__WHAT NEEDS TO BE DONE__
Nothing but the pictures should go missing; return all the entries below exactly.
BEGIN SUPPLIED MATERIAL
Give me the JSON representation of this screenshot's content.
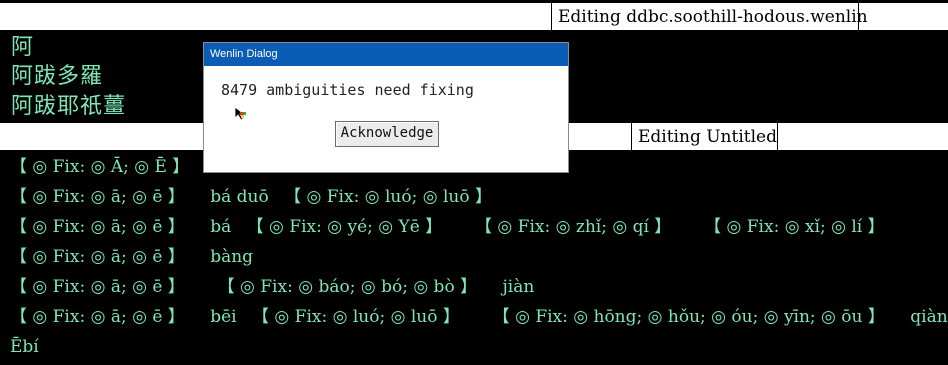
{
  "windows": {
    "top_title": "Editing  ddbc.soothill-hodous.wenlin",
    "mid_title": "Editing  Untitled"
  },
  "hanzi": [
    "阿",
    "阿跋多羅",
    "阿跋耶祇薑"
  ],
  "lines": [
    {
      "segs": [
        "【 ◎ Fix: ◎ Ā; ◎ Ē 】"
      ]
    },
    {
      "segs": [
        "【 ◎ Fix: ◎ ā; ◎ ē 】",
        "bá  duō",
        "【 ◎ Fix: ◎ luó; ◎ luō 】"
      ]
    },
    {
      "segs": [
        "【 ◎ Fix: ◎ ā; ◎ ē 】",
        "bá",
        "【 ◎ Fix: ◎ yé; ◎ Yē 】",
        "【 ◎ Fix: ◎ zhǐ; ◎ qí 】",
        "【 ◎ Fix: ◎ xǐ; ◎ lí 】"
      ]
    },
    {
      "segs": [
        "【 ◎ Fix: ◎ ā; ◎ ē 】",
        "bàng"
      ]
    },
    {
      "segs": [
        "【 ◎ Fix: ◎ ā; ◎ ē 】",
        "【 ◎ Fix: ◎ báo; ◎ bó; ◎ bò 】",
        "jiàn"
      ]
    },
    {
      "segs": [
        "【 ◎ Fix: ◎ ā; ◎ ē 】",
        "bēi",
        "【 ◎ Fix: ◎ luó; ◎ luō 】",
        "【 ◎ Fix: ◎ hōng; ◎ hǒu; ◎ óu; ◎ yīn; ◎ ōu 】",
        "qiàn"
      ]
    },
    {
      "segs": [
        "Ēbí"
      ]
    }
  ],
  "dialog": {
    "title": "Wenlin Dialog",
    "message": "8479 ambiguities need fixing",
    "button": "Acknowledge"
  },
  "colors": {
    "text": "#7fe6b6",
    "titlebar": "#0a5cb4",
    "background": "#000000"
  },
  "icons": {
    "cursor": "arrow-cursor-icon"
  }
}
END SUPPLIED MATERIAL
__TASK OUTPUT__
Give me the JSON representation of this screenshot's content.
{
  "windows": {
    "top_title": "Editing  ddbc.soothill-hodous.wenlin",
    "mid_title": "Editing  Untitled"
  },
  "hanzi": [
    "阿",
    "阿跋多羅",
    "阿跋耶祇薑"
  ],
  "lines": [
    {
      "segs": [
        "【 ◎ Fix: ◎ Ā; ◎ Ē 】"
      ]
    },
    {
      "segs": [
        "【 ◎ Fix: ◎ ā; ◎ ē 】",
        "bá  duō",
        "【 ◎ Fix: ◎ luó; ◎ luō 】"
      ]
    },
    {
      "segs": [
        "【 ◎ Fix: ◎ ā; ◎ ē 】",
        "bá",
        "【 ◎ Fix: ◎ yé; ◎ Yē 】",
        "【 ◎ Fix: ◎ zhǐ; ◎ qí 】",
        "【 ◎ Fix: ◎ xǐ; ◎ lí 】"
      ]
    },
    {
      "segs": [
        "【 ◎ Fix: ◎ ā; ◎ ē 】",
        "bàng"
      ]
    },
    {
      "segs": [
        "【 ◎ Fix: ◎ ā; ◎ ē 】",
        "【 ◎ Fix: ◎ báo; ◎ bó; ◎ bò 】",
        "jiàn"
      ]
    },
    {
      "segs": [
        "【 ◎ Fix: ◎ ā; ◎ ē 】",
        "bēi",
        "【 ◎ Fix: ◎ luó; ◎ luō 】",
        "【 ◎ Fix: ◎ hōng; ◎ hǒu; ◎ óu; ◎ yīn; ◎ ōu 】",
        "qiàn"
      ]
    },
    {
      "segs": [
        "Ēbí"
      ]
    }
  ],
  "dialog": {
    "title": "Wenlin Dialog",
    "message": "8479 ambiguities need fixing",
    "button": "Acknowledge"
  },
  "colors": {
    "text": "#7fe6b6",
    "titlebar": "#0a5cb4",
    "background": "#000000"
  },
  "icons": {
    "cursor": "arrow-cursor-icon"
  }
}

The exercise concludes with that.